The oceans cover approximately 70% of Earth's surface and play a crucial part in sustaining life on our planet. However, our understanding of the ocean remains limited despite its significant role.
Recently, there's been a claim online stating the initial role of NASA (National Aeronautics and Space Administration) in ocean exploration. In order to assert the truth behind this rumor, this thread reviews the timeline of ocean exploration, NASA's mission, and the association between these two elements.
This Slogging thread by Mónica Freitas occurred in slogging's official #space channel, and has been edited for readability.
Why has NASA stopped exploring the oceans?
The oceans cover approximately 70% of Earth's surface and play a crucial part in sustaining life on our planet, from air and food supply to weather and climate patterns. Yet, despite its colossal function, our understanding of the ocean remains limited.

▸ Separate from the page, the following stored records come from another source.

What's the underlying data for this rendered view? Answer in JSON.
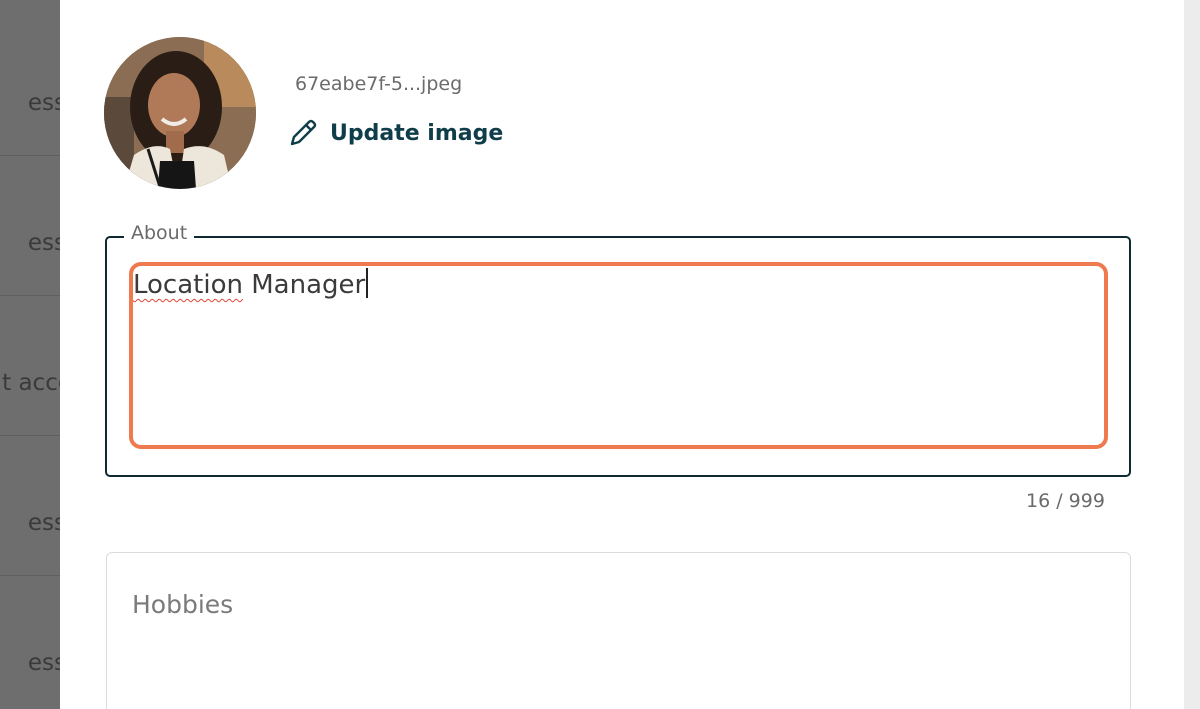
{
  "background_list": {
    "rows": [
      "ess",
      "ess",
      "t acce",
      "ess",
      "ess"
    ]
  },
  "profile": {
    "image_filename": "67eabe7f-5...jpeg",
    "update_image_label": "Update image"
  },
  "about": {
    "label": "About",
    "value_word1": "Location",
    "value_rest": " Manager",
    "counter": "16 / 999"
  },
  "hobbies": {
    "placeholder": "Hobbies"
  },
  "icons": {
    "edit": "pencil-icon"
  },
  "colors": {
    "brand_dark": "#0f3d4a",
    "highlight": "#ef7a4f",
    "spellcheck": "#e0463a"
  }
}
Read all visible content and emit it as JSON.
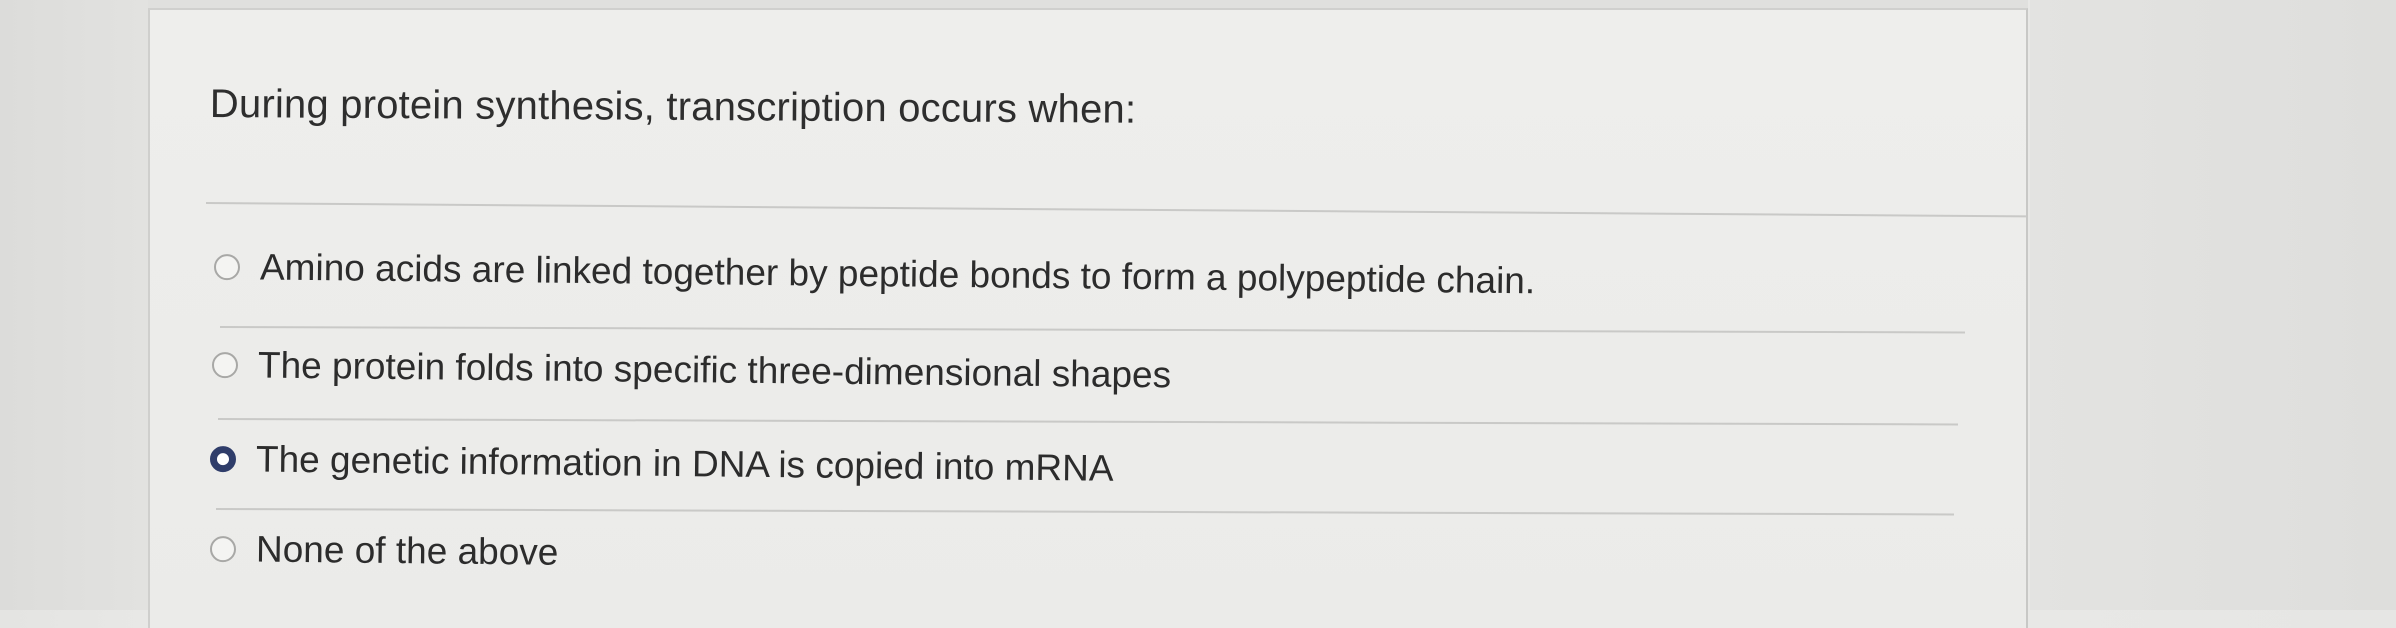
{
  "question": {
    "text": "During protein synthesis, transcription occurs when:"
  },
  "answers": [
    {
      "label": "Amino acids are linked together by peptide bonds to form a polypeptide chain.",
      "selected": false
    },
    {
      "label": "The protein folds into specific three-dimensional shapes",
      "selected": false
    },
    {
      "label": "The genetic information in DNA is copied into mRNA",
      "selected": true
    },
    {
      "label": "None of the above",
      "selected": false
    }
  ],
  "colors": {
    "selected_radio": "#2f3d6a",
    "text": "#2c2c2c"
  }
}
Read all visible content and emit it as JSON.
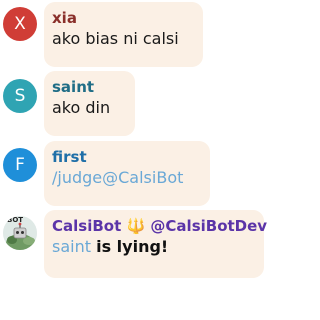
{
  "messages": [
    {
      "initial": "X",
      "avatar_color": "#d03d36",
      "name": "xia",
      "name_color": "#8a2f2a",
      "text": "ako bias ni calsi"
    },
    {
      "initial": "S",
      "avatar_color": "#2fa4b3",
      "name": "saint",
      "name_color": "#1f6d86",
      "text": "ako din"
    },
    {
      "initial": "F",
      "avatar_color": "#1f8fd9",
      "name": "first",
      "name_color": "#1f6fa8",
      "text": "/judge@CalsiBot"
    },
    {
      "avatar_label": "BOT",
      "name": "CalsiBot",
      "name_color": "#5b34a8",
      "badge_emoji": "🔱",
      "handle": "@CalsiBotDev",
      "text_mention": "saint",
      "text_rest": "is lying!"
    }
  ]
}
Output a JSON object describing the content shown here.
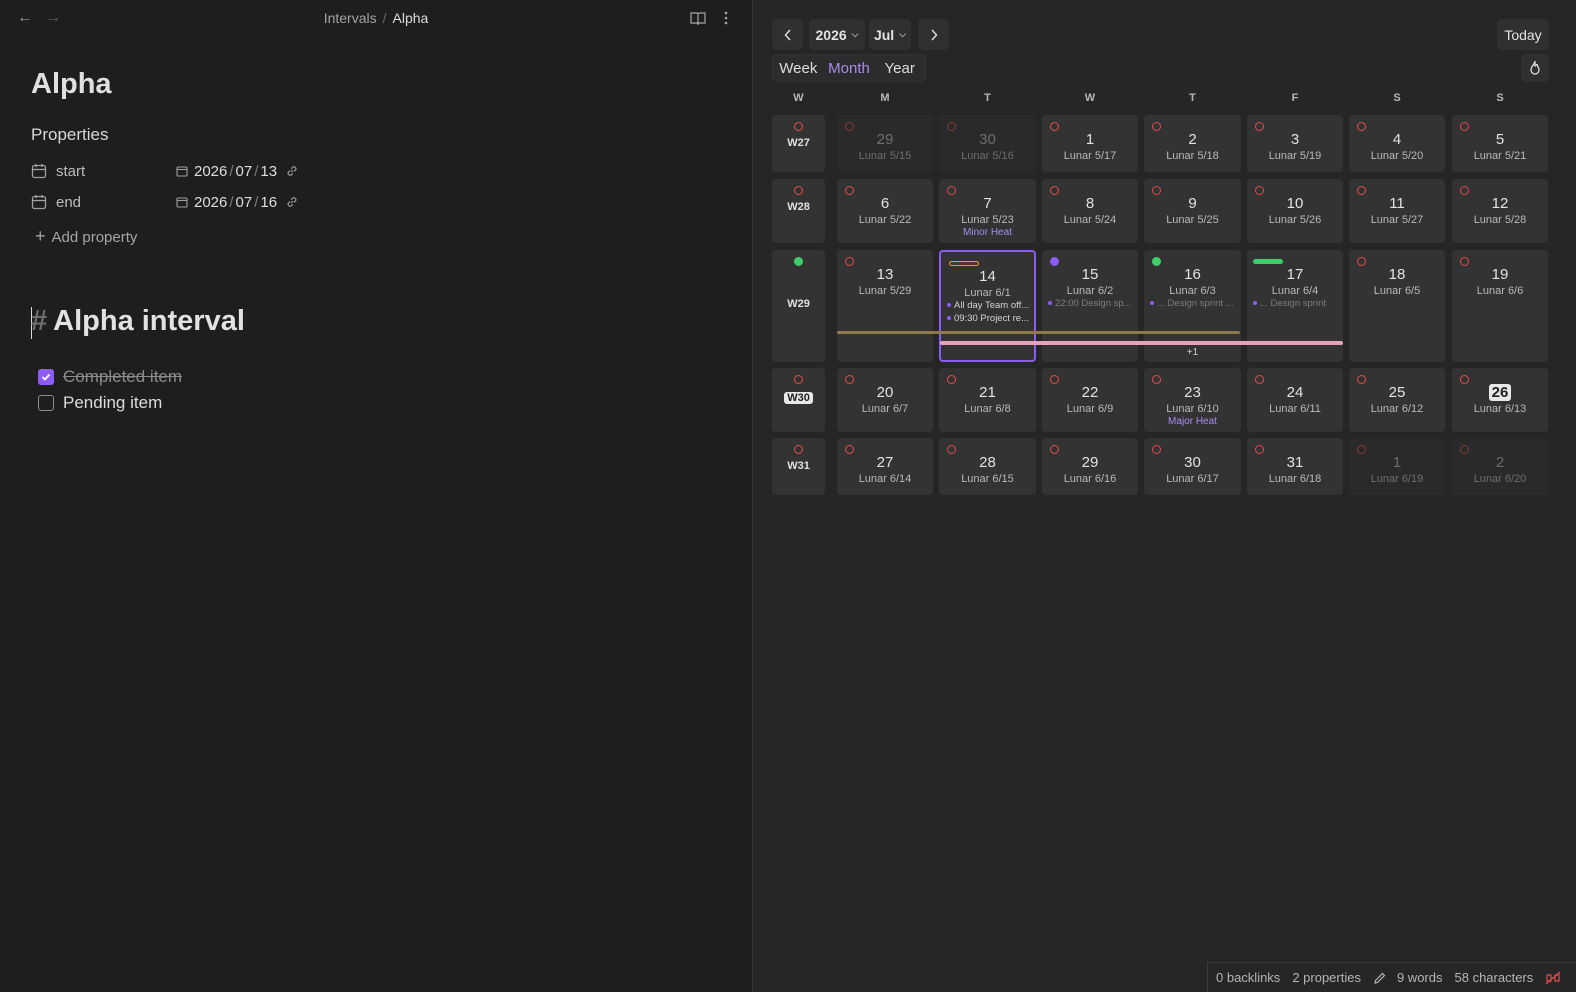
{
  "breadcrumb": {
    "parent": "Intervals",
    "separator": "/",
    "current": "Alpha"
  },
  "note": {
    "title": "Alpha",
    "properties_heading": "Properties",
    "properties": [
      {
        "key": "start",
        "y": "2026",
        "m": "07",
        "d": "13"
      },
      {
        "key": "end",
        "y": "2026",
        "m": "07",
        "d": "16"
      }
    ],
    "add_property": "Add property",
    "heading_marker": "#",
    "heading": "Alpha interval",
    "tasks": [
      {
        "label": "Completed item",
        "checked": true
      },
      {
        "label": "Pending item",
        "checked": false
      }
    ]
  },
  "calendar": {
    "year": "2026",
    "month": "Jul",
    "today_button": "Today",
    "views": [
      "Week",
      "Month",
      "Year"
    ],
    "active_view": "Month",
    "weekday_header": [
      "W",
      "M",
      "T",
      "W",
      "T",
      "F",
      "S",
      "S"
    ],
    "weeks": [
      {
        "label": "W27",
        "marker": "ring",
        "days": [
          {
            "n": "29",
            "lunar": "Lunar 5/15",
            "faded": true
          },
          {
            "n": "30",
            "lunar": "Lunar 5/16",
            "faded": true
          },
          {
            "n": "1",
            "lunar": "Lunar 5/17"
          },
          {
            "n": "2",
            "lunar": "Lunar 5/18"
          },
          {
            "n": "3",
            "lunar": "Lunar 5/19"
          },
          {
            "n": "4",
            "lunar": "Lunar 5/20"
          },
          {
            "n": "5",
            "lunar": "Lunar 5/21"
          }
        ]
      },
      {
        "label": "W28",
        "marker": "ring",
        "days": [
          {
            "n": "6",
            "lunar": "Lunar 5/22"
          },
          {
            "n": "7",
            "lunar": "Lunar 5/23",
            "term": "Minor Heat"
          },
          {
            "n": "8",
            "lunar": "Lunar 5/24"
          },
          {
            "n": "9",
            "lunar": "Lunar 5/25"
          },
          {
            "n": "10",
            "lunar": "Lunar 5/26"
          },
          {
            "n": "11",
            "lunar": "Lunar 5/27"
          },
          {
            "n": "12",
            "lunar": "Lunar 5/28"
          }
        ]
      },
      {
        "label": "W29",
        "marker": "green",
        "days": [
          {
            "n": "13",
            "lunar": "Lunar 5/29"
          },
          {
            "n": "14",
            "lunar": "Lunar 6/1",
            "selected": true,
            "marker": "bar-orange",
            "events": [
              "All day Team off...",
              "09:30 Project re..."
            ]
          },
          {
            "n": "15",
            "lunar": "Lunar 6/2",
            "marker": "purple",
            "events": [
              "22:00 Design sp..."
            ],
            "dim_events": true
          },
          {
            "n": "16",
            "lunar": "Lunar 6/3",
            "marker": "green",
            "events": [
              "... Design sprint ..."
            ],
            "dim_events": true,
            "more": "+1"
          },
          {
            "n": "17",
            "lunar": "Lunar 6/4",
            "marker": "bar-green",
            "events": [
              "... Design sprint"
            ],
            "dim_events": true
          },
          {
            "n": "18",
            "lunar": "Lunar 6/5"
          },
          {
            "n": "19",
            "lunar": "Lunar 6/6"
          }
        ]
      },
      {
        "label": "W30",
        "marker": "ring",
        "current": true,
        "days": [
          {
            "n": "20",
            "lunar": "Lunar 6/7"
          },
          {
            "n": "21",
            "lunar": "Lunar 6/8"
          },
          {
            "n": "22",
            "lunar": "Lunar 6/9"
          },
          {
            "n": "23",
            "lunar": "Lunar 6/10",
            "term": "Major Heat"
          },
          {
            "n": "24",
            "lunar": "Lunar 6/11"
          },
          {
            "n": "25",
            "lunar": "Lunar 6/12"
          },
          {
            "n": "26",
            "lunar": "Lunar 6/13",
            "today": true
          }
        ]
      },
      {
        "label": "W31",
        "marker": "ring",
        "days": [
          {
            "n": "27",
            "lunar": "Lunar 6/14"
          },
          {
            "n": "28",
            "lunar": "Lunar 6/15"
          },
          {
            "n": "29",
            "lunar": "Lunar 6/16"
          },
          {
            "n": "30",
            "lunar": "Lunar 6/17"
          },
          {
            "n": "31",
            "lunar": "Lunar 6/18"
          },
          {
            "n": "1",
            "lunar": "Lunar 6/19",
            "faded": true
          },
          {
            "n": "2",
            "lunar": "Lunar 6/20",
            "faded": true
          }
        ]
      }
    ]
  },
  "status": {
    "backlinks": "0 backlinks",
    "properties": "2 properties",
    "words": "9 words",
    "characters": "58 characters"
  },
  "colors": {
    "accent": "#8b5cf6",
    "ring": "#e24c4c",
    "green": "#3ecf6a",
    "orange": "#e89a3c",
    "pink": "#e8a1b8",
    "olive": "#8c7a4c"
  },
  "icons": [
    "back-arrow-icon",
    "forward-arrow-icon",
    "book-icon",
    "more-vertical-icon",
    "calendar-icon",
    "link-icon",
    "plus-icon",
    "chevron-left-icon",
    "chevron-right-icon",
    "chevron-down-icon",
    "flame-icon",
    "pencil-icon",
    "sync-off-icon"
  ]
}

Ocean exploration is essential to effective management, conservation, regulation and usage of its resources sustainably, which are vital to our lives and economy. In addition, ocean exploration can lead us to a whole new world of opportunities and scientific developments from medical therapies and vaccines, food, energy, and technology. Moreover, this study fosters a better understanding of earthquakes, tsunamis, and other natural phenomenons, helping us develop a better way to cope with them once they surface.
Ocean exploration has been around since 5000 BC when we first began to dive for food and build the first sailing vessels. As ship construction techniques advanced, we ventured farther out to sea, explored new lands, and moved to diving technology, which resulted in the first submarines. As we mapped the ocean floor, we finally realized the complexity of this water mass. Below, find a brief timeline of ocean exploration:
5000 BC - 1 BC: Ocean exploration begins with the first ocean diving and sailing vessels. In the following years, we get the first diving bells and coastal maps.
1 AD - 1600: As sailing vessels become more advanced, explorers venture farther from shore, discovering new lands and traveling around the world. Diving technology continues to advance during this time.
1601 - 1800: During the 1600s and 1700s, deep-diving becomes possible with the development of diving suits and helmets. The first submarine was invented.
1801 - 1900: Technological advances in the 1800s enabled the development of more advanced diving equipment, including the first scuba. Expeditions begin to discover the existence of deep-sea life.
1901 - 1950: The 1900s saw the first maps of the ocean floor and the first deep ocean dives. Jacques Cousteau invents the Aqua-Lung, and a prehistoric fish long thought to be extinct is found alive on the ocean floor.
1951 - 1970: During this period ocean laboratories evolved, the deepest ocean dive took place (1960) and the National Oceanic and Atmospheric Administration (NOAA) was established (1970) to help with ocean research.
1971 - Present: After 1970, there were many exciting findings incluing the discovery of deep-sea hydrothermal vents, the wreck of the Titanic, and the first video of a live giant squid in the ocean.
In short, we've come a long way from the primitive sailing vessels we used to rely on. From fishing to traveling and oil extraction, humankind now occupies the seas as much as the earth. And yet, there is still so much to be explored.
Before getting into the role of NASA in ocean exploration, here are ten ocean facts to relay their immenseness and importance:
Did you know these facts?
Now, the time for our primary question: why has NASA stopped exploring the oceans? This question was brought to light after a TikTok video from memes_to_click asserts NASA's original mission as oceans exploration. This statement left many people wondering the truth behind this claim and, if there was any truth in it, the reason behind NASA's change in the realm of exploration.
NASA, or the National Aeronautics and Space Administration, is an independent agency of the United States federal government invested in space research. The agency opened in 1958 and was developed according to the following objectives:
These objectives indicate that NASA's purpose was not to explore oceans but to explore space and the atmosphere. Yet, did NASA ever explore the ocean?
The answer is yes but not directly. NASA partnered up with other agencies to monitor gravitational anomalies (which involved the oceans) and the salinity of Earth’s oceans, and how salt moved around the planet. However, these explorations were done from space, thus discrediting the video's claim.
With this said, one last question remains: why do so much of the oceans remain unexplored? The answer is the absolute inaccessibility of parts of the world’s oceans. The deeper one goes down into the sea, the colder and darker it gets and the more pressure you feel. These conditions make it hard to access the deepest parts of the ocean.